Hattusha was protected by city walls following the natural fortress of the mountain. The city was about 2 km from north to south, and 1.2 km east to west. Hattusha had two circles of city walls, the inner section was made up by a citadel, administrative buildings and temples.
The Great Temple is presently the largest structure. It dates back to the 14th century BCE, and was dedicated to the storm god, Teshuba, and sun goddess, Hebut. The temple proper is built according to universal principles, with sections of increasing sanctity and with an open courtyard. Around it were built 78 storage rooms after an irregular plan (see Hittite religion).
The main city and the residential quarters rest together south of the fortified inner city. Two stone lions and two sphinxes protect each their city gate, a third gate is noted for a relief figure of the god Teshuba, still it is called King's Gate.
Among the most important discoveries at Hattusha has been the royal archives of clay tablets, with inscriptions in cuneiform. One of the tablets contain details of the peace settlement between the Hittites and the Egyptians from the early 13th century BC.

History
3rd millennium BCE: First records of settlements here, populated by a people called Hatti.
Early 2nd millennium: Assyrian presence, the name appears to be Hattus. Hattus is, however, second in regional importance to the colony of Kanesh (near modern Kayseri).
Around 1900 BCE: The Hittites, most probably coming from western Europe, conquer Hattus. In their language it would become known as Hattusha.
After 1800: King Anittas of Kussara defeats the king of Hattusha, King Piyusti.
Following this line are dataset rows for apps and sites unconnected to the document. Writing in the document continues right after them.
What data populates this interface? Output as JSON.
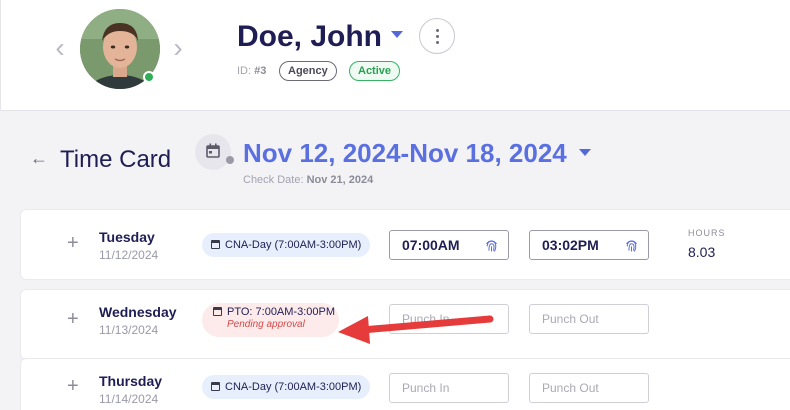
{
  "employee": {
    "name": "Doe, John",
    "id_label": "ID:",
    "id_value": "#3",
    "badges": {
      "agency": "Agency",
      "active": "Active"
    }
  },
  "nav": {
    "prev_icon": "chevron-left-icon",
    "next_icon": "chevron-right-icon",
    "prev_glyph": "‹",
    "next_glyph": "›"
  },
  "timecard": {
    "back_glyph": "←",
    "title": "Time Card",
    "date_range": "Nov 12, 2024-Nov 18, 2024",
    "check_date_label": "Check Date:",
    "check_date_value": "Nov 21, 2024"
  },
  "days": [
    {
      "day": "Tuesday",
      "date": "11/12/2024",
      "shift": "CNA-Day (7:00AM-3:00PM)",
      "punch_in": "07:00AM",
      "punch_out": "03:02PM",
      "hours_label": "HOURS",
      "hours": "8.03"
    },
    {
      "day": "Wednesday",
      "date": "11/13/2024",
      "pto": "PTO: 7:00AM-3:00PM",
      "pto_status": "Pending approval",
      "punch_in_placeholder": "Punch In",
      "punch_out_placeholder": "Punch Out"
    },
    {
      "day": "Thursday",
      "date": "11/14/2024",
      "shift": "CNA-Day (7:00AM-3:00PM)",
      "punch_in_placeholder": "Punch In",
      "punch_out_placeholder": "Punch Out"
    }
  ],
  "plus_glyph": "+",
  "colors": {
    "brand_navy": "#1f1e54",
    "accent_blue": "#5a6fe0",
    "active_green": "#2a9f52",
    "pto_red": "#d24a4a",
    "annotation_arrow": "#e53b3b"
  }
}
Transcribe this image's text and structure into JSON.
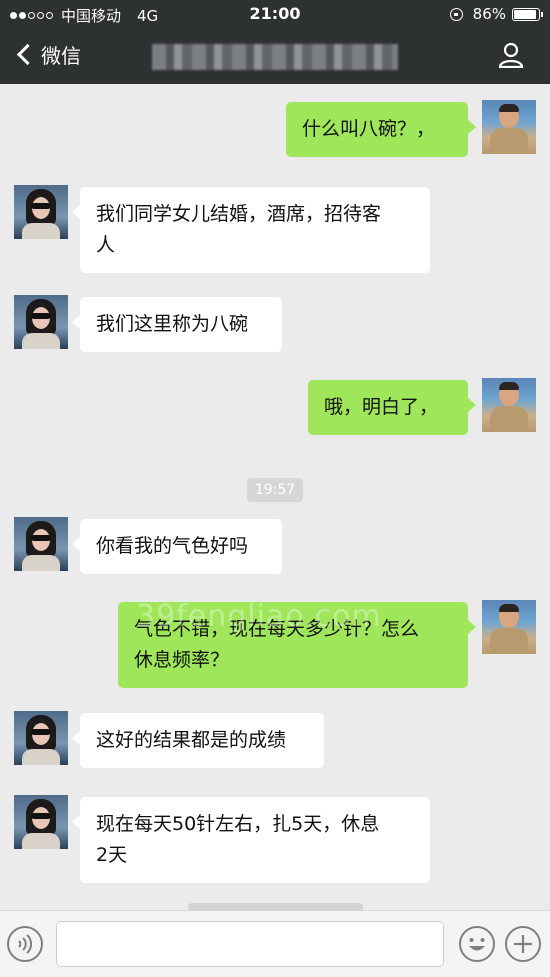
{
  "status_bar": {
    "carrier": "中国移动",
    "network": "4G",
    "time": "21:00",
    "battery": "86%"
  },
  "nav": {
    "back_label": "微信",
    "title": ""
  },
  "messages": [
    {
      "sender": "self",
      "text": "什么叫八碗？，"
    },
    {
      "sender": "other",
      "lines": [
        "我们同学女儿结婚，酒席，招待客",
        "人"
      ]
    },
    {
      "sender": "other",
      "text": "我们这里称为八碗"
    },
    {
      "sender": "self",
      "text": "哦，明白了，"
    },
    {
      "sender": "other",
      "text": "你看我的气色好吗"
    },
    {
      "sender": "self",
      "lines": [
        "气色不错，现在每天多少针？怎么",
        "休息频率？"
      ]
    },
    {
      "sender": "other",
      "text": "这好的结果都是的成绩"
    },
    {
      "sender": "other",
      "lines": [
        "现在每天50针左右，扎5天，休息",
        "2天"
      ]
    }
  ],
  "timestamp": "19:57",
  "watermark": "39fengliao.com",
  "input": {
    "value": "",
    "placeholder": ""
  },
  "icons": {
    "back": "chevron-left-icon",
    "profile": "person-icon",
    "voice": "voice-icon",
    "emoji": "emoji-icon",
    "plus": "plus-icon"
  },
  "colors": {
    "header_bg": "#2e3132",
    "chat_bg": "#ebebeb",
    "self_bubble": "#9fe65a",
    "other_bubble": "#ffffff"
  }
}
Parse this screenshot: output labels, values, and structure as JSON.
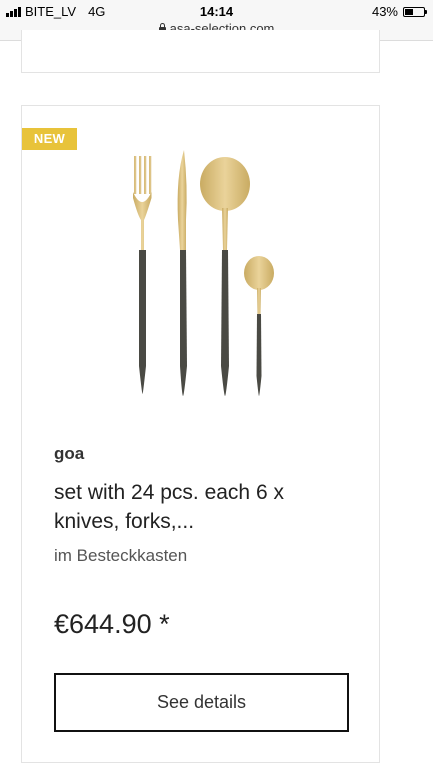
{
  "status_bar": {
    "carrier": "BITE_LV",
    "network": "4G",
    "time": "14:14",
    "battery_percent": "43%",
    "battery_level": 0.43,
    "url": "asa-selection.com"
  },
  "product": {
    "badge": "NEW",
    "brand": "goa",
    "title": "set with 24 pcs. each 6 x knives, forks,...",
    "subtitle": "im Besteckkasten",
    "price": "€644.90 *",
    "details_label": "See details",
    "image_icon": "cutlery-set-image"
  },
  "colors": {
    "badge": "#e8c33a",
    "gold": "#d9bf7c",
    "handle": "#4a4a44"
  }
}
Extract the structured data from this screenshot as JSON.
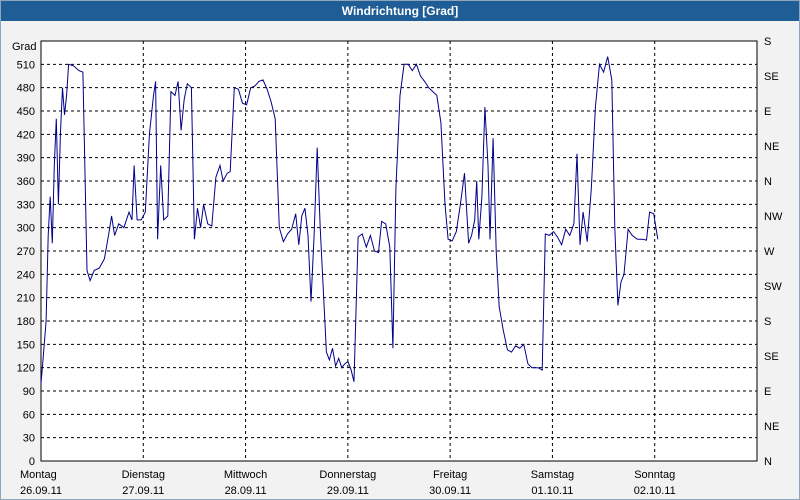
{
  "window": {
    "title": "Windrichtung [Grad]"
  },
  "chart_data": {
    "type": "line",
    "title": "Windrichtung [Grad]",
    "ylabel": "Grad",
    "ylim": [
      0,
      540
    ],
    "yticks": [
      0,
      30,
      60,
      90,
      120,
      150,
      180,
      210,
      240,
      270,
      300,
      330,
      360,
      390,
      420,
      450,
      480,
      510
    ],
    "right_axis_labels": [
      {
        "value": 0,
        "label": "N"
      },
      {
        "value": 45,
        "label": "NE"
      },
      {
        "value": 90,
        "label": "E"
      },
      {
        "value": 135,
        "label": "SE"
      },
      {
        "value": 180,
        "label": "S"
      },
      {
        "value": 225,
        "label": "SW"
      },
      {
        "value": 270,
        "label": "W"
      },
      {
        "value": 315,
        "label": "NW"
      },
      {
        "value": 360,
        "label": "N"
      },
      {
        "value": 405,
        "label": "NE"
      },
      {
        "value": 450,
        "label": "E"
      },
      {
        "value": 495,
        "label": "SE"
      },
      {
        "value": 540,
        "label": "S"
      }
    ],
    "xlim": [
      0,
      7
    ],
    "x_tick_labels": [
      {
        "day": "Montag",
        "date": "26.09.11"
      },
      {
        "day": "Dienstag",
        "date": "27.09.11"
      },
      {
        "day": "Mittwoch",
        "date": "28.09.11"
      },
      {
        "day": "Donnerstag",
        "date": "29.09.11"
      },
      {
        "day": "Freitag",
        "date": "30.09.11"
      },
      {
        "day": "Samstag",
        "date": "01.10.11"
      },
      {
        "day": "Sonntag",
        "date": "02.10.11"
      }
    ],
    "grid": true,
    "color": "#00008b",
    "series": [
      {
        "values": [
          [
            0.0,
            100
          ],
          [
            0.02,
            130
          ],
          [
            0.05,
            180
          ],
          [
            0.07,
            290
          ],
          [
            0.09,
            340
          ],
          [
            0.11,
            280
          ],
          [
            0.13,
            380
          ],
          [
            0.15,
            440
          ],
          [
            0.17,
            330
          ],
          [
            0.19,
            420
          ],
          [
            0.21,
            480
          ],
          [
            0.23,
            445
          ],
          [
            0.25,
            470
          ],
          [
            0.27,
            510
          ],
          [
            0.32,
            508
          ],
          [
            0.37,
            502
          ],
          [
            0.41,
            500
          ],
          [
            0.45,
            245
          ],
          [
            0.48,
            232
          ],
          [
            0.52,
            245
          ],
          [
            0.57,
            248
          ],
          [
            0.62,
            260
          ],
          [
            0.66,
            290
          ],
          [
            0.69,
            315
          ],
          [
            0.72,
            290
          ],
          [
            0.76,
            305
          ],
          [
            0.81,
            300
          ],
          [
            0.86,
            320
          ],
          [
            0.89,
            310
          ],
          [
            0.91,
            380
          ],
          [
            0.94,
            310
          ],
          [
            0.98,
            310
          ],
          [
            1.02,
            320
          ],
          [
            1.06,
            420
          ],
          [
            1.1,
            470
          ],
          [
            1.12,
            488
          ],
          [
            1.14,
            285
          ],
          [
            1.17,
            380
          ],
          [
            1.2,
            310
          ],
          [
            1.24,
            315
          ],
          [
            1.27,
            475
          ],
          [
            1.31,
            470
          ],
          [
            1.34,
            488
          ],
          [
            1.37,
            425
          ],
          [
            1.4,
            465
          ],
          [
            1.43,
            485
          ],
          [
            1.47,
            480
          ],
          [
            1.5,
            285
          ],
          [
            1.53,
            325
          ],
          [
            1.56,
            300
          ],
          [
            1.59,
            330
          ],
          [
            1.63,
            305
          ],
          [
            1.67,
            302
          ],
          [
            1.71,
            365
          ],
          [
            1.75,
            380
          ],
          [
            1.78,
            360
          ],
          [
            1.82,
            370
          ],
          [
            1.85,
            372
          ],
          [
            1.89,
            480
          ],
          [
            1.93,
            478
          ],
          [
            1.97,
            460
          ],
          [
            2.01,
            458
          ],
          [
            2.05,
            480
          ],
          [
            2.09,
            482
          ],
          [
            2.13,
            488
          ],
          [
            2.17,
            490
          ],
          [
            2.21,
            478
          ],
          [
            2.25,
            462
          ],
          [
            2.29,
            440
          ],
          [
            2.33,
            300
          ],
          [
            2.37,
            282
          ],
          [
            2.41,
            292
          ],
          [
            2.45,
            298
          ],
          [
            2.49,
            318
          ],
          [
            2.52,
            278
          ],
          [
            2.55,
            315
          ],
          [
            2.58,
            325
          ],
          [
            2.61,
            290
          ],
          [
            2.64,
            205
          ],
          [
            2.67,
            290
          ],
          [
            2.7,
            403
          ],
          [
            2.73,
            300
          ],
          [
            2.76,
            220
          ],
          [
            2.79,
            140
          ],
          [
            2.82,
            130
          ],
          [
            2.85,
            145
          ],
          [
            2.88,
            122
          ],
          [
            2.91,
            132
          ],
          [
            2.94,
            120
          ],
          [
            2.97,
            125
          ],
          [
            3.0,
            128
          ],
          [
            3.03,
            118
          ],
          [
            3.06,
            102
          ],
          [
            3.1,
            288
          ],
          [
            3.14,
            292
          ],
          [
            3.18,
            275
          ],
          [
            3.22,
            290
          ],
          [
            3.26,
            270
          ],
          [
            3.3,
            268
          ],
          [
            3.33,
            308
          ],
          [
            3.37,
            305
          ],
          [
            3.41,
            275
          ],
          [
            3.44,
            145
          ],
          [
            3.47,
            350
          ],
          [
            3.51,
            470
          ],
          [
            3.55,
            510
          ],
          [
            3.59,
            510
          ],
          [
            3.63,
            502
          ],
          [
            3.67,
            510
          ],
          [
            3.71,
            495
          ],
          [
            3.75,
            488
          ],
          [
            3.79,
            480
          ],
          [
            3.83,
            475
          ],
          [
            3.87,
            470
          ],
          [
            3.91,
            435
          ],
          [
            3.95,
            330
          ],
          [
            3.98,
            285
          ],
          [
            4.02,
            283
          ],
          [
            4.06,
            295
          ],
          [
            4.1,
            330
          ],
          [
            4.14,
            370
          ],
          [
            4.18,
            280
          ],
          [
            4.21,
            290
          ],
          [
            4.24,
            310
          ],
          [
            4.26,
            360
          ],
          [
            4.28,
            285
          ],
          [
            4.31,
            340
          ],
          [
            4.34,
            455
          ],
          [
            4.37,
            380
          ],
          [
            4.39,
            285
          ],
          [
            4.42,
            415
          ],
          [
            4.45,
            270
          ],
          [
            4.48,
            198
          ],
          [
            4.52,
            168
          ],
          [
            4.56,
            143
          ],
          [
            4.6,
            140
          ],
          [
            4.64,
            148
          ],
          [
            4.68,
            145
          ],
          [
            4.72,
            150
          ],
          [
            4.76,
            125
          ],
          [
            4.8,
            120
          ],
          [
            4.86,
            120
          ],
          [
            4.9,
            117
          ],
          [
            4.93,
            292
          ],
          [
            4.97,
            290
          ],
          [
            5.01,
            295
          ],
          [
            5.05,
            288
          ],
          [
            5.09,
            278
          ],
          [
            5.13,
            298
          ],
          [
            5.17,
            290
          ],
          [
            5.21,
            305
          ],
          [
            5.24,
            395
          ],
          [
            5.27,
            278
          ],
          [
            5.3,
            320
          ],
          [
            5.34,
            282
          ],
          [
            5.38,
            350
          ],
          [
            5.42,
            455
          ],
          [
            5.46,
            510
          ],
          [
            5.5,
            500
          ],
          [
            5.54,
            520
          ],
          [
            5.58,
            490
          ],
          [
            5.61,
            300
          ],
          [
            5.64,
            200
          ],
          [
            5.67,
            230
          ],
          [
            5.7,
            240
          ],
          [
            5.74,
            298
          ],
          [
            5.78,
            290
          ],
          [
            5.83,
            285
          ],
          [
            5.88,
            285
          ],
          [
            5.92,
            284
          ],
          [
            5.95,
            320
          ],
          [
            5.99,
            318
          ],
          [
            6.03,
            285
          ]
        ]
      }
    ]
  }
}
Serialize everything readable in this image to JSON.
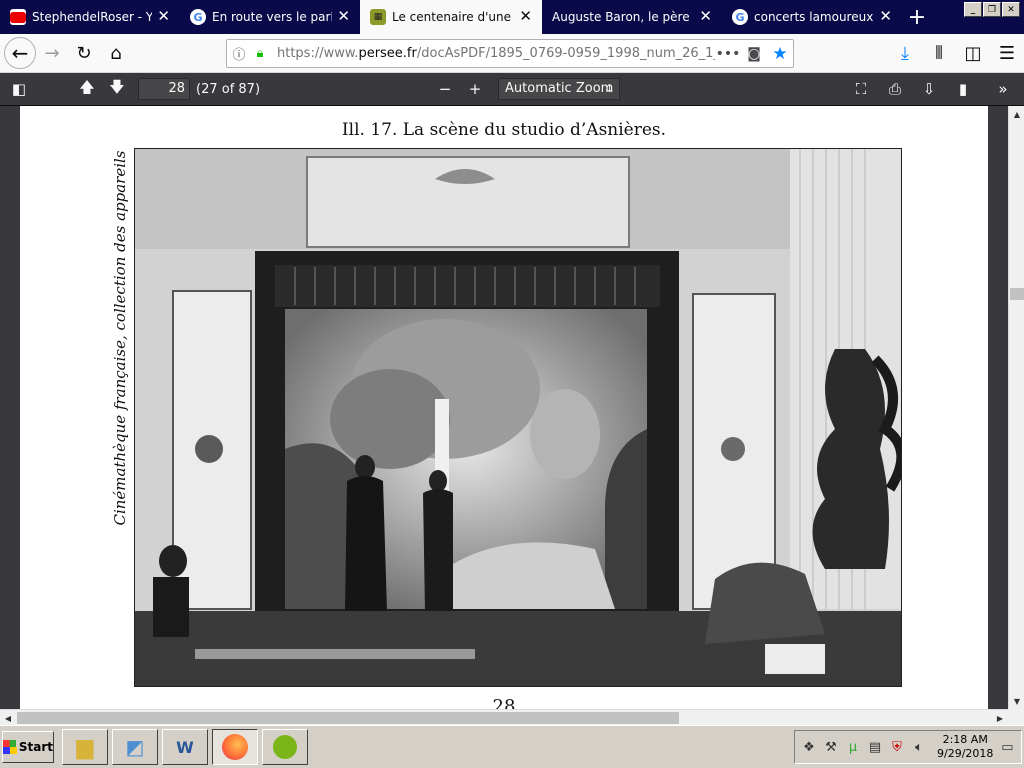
{
  "tabs": [
    {
      "label": "StephendelRoser - YouTu",
      "favicon": "youtube-icon",
      "active": false
    },
    {
      "label": "En route vers le parlant:",
      "favicon": "google-icon",
      "active": false
    },
    {
      "label": "Le centenaire d'une renc",
      "favicon": "persee-icon",
      "active": true
    },
    {
      "label": "Auguste Baron, le père du cin",
      "favicon": "",
      "active": false
    },
    {
      "label": "concerts lamoureux - Re",
      "favicon": "google-icon",
      "active": false
    }
  ],
  "tab_close_glyph": "✕",
  "new_tab_glyph": "+",
  "nav": {
    "url_prefix": "https://www.",
    "url_domain": "persee.fr",
    "url_path": "/docAsPDF/1895_0769-0959_1998_num_26_1_"
  },
  "pdf": {
    "page_number": "28",
    "page_count": "(27 of 87)",
    "zoom": "Automatic Zoom"
  },
  "document": {
    "caption": "Ill. 17. La scène du studio d’Asnières.",
    "side_credit": "Cinémathèque française, collection des appareils",
    "page_footer": "28"
  },
  "taskbar": {
    "start_label": "Start",
    "time": "2:18 AM",
    "date": "9/29/2018"
  },
  "colors": {
    "tab_strip": "#0a0a4a",
    "active_tab": "#f9f9fa",
    "pdf_toolbar": "#38383d",
    "bookmark_star": "#0a84ff",
    "secure_lock": "#12bc00"
  }
}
Middle 17th century: King Labarnas of Kussara makes Hattusha his new capital, taking the name Hattusilis 1. He is regarded as one of the founders of the Old Hittite kingdom.
1380: Hattusha is destroyed by unknown invaders.
Middle 14th century: Hattusha rebuilt by the command of King Suppiluliumas 1, under whose reign the territory of the Hittite kingdom grew across Anatolia and into Syria.
1300: The Hittite capital is relocated from Hattusha by the command of King Muwatallis, but returned to Hattusha by the succeeding king.
1193: Hattusha is destroyed, as part of the fall of the Hittite Empire, caused by the Sea People. It appears that Hattusha would remain abandoned after that for many centuries.
8th century: New settlement, belonging to the Phrygians.
3rd century: The Celtic tribe of Galatians invade from Europe and settle in the region of Hattusha.
Early 1st millennium CE: Hattusha is again abandoned.
1834: Ruins of Hattusha are discovered.
1906: Excavations begin.
1986: Hattusha is added to the UNESCO World Heritage list.




By Tore Kjeilen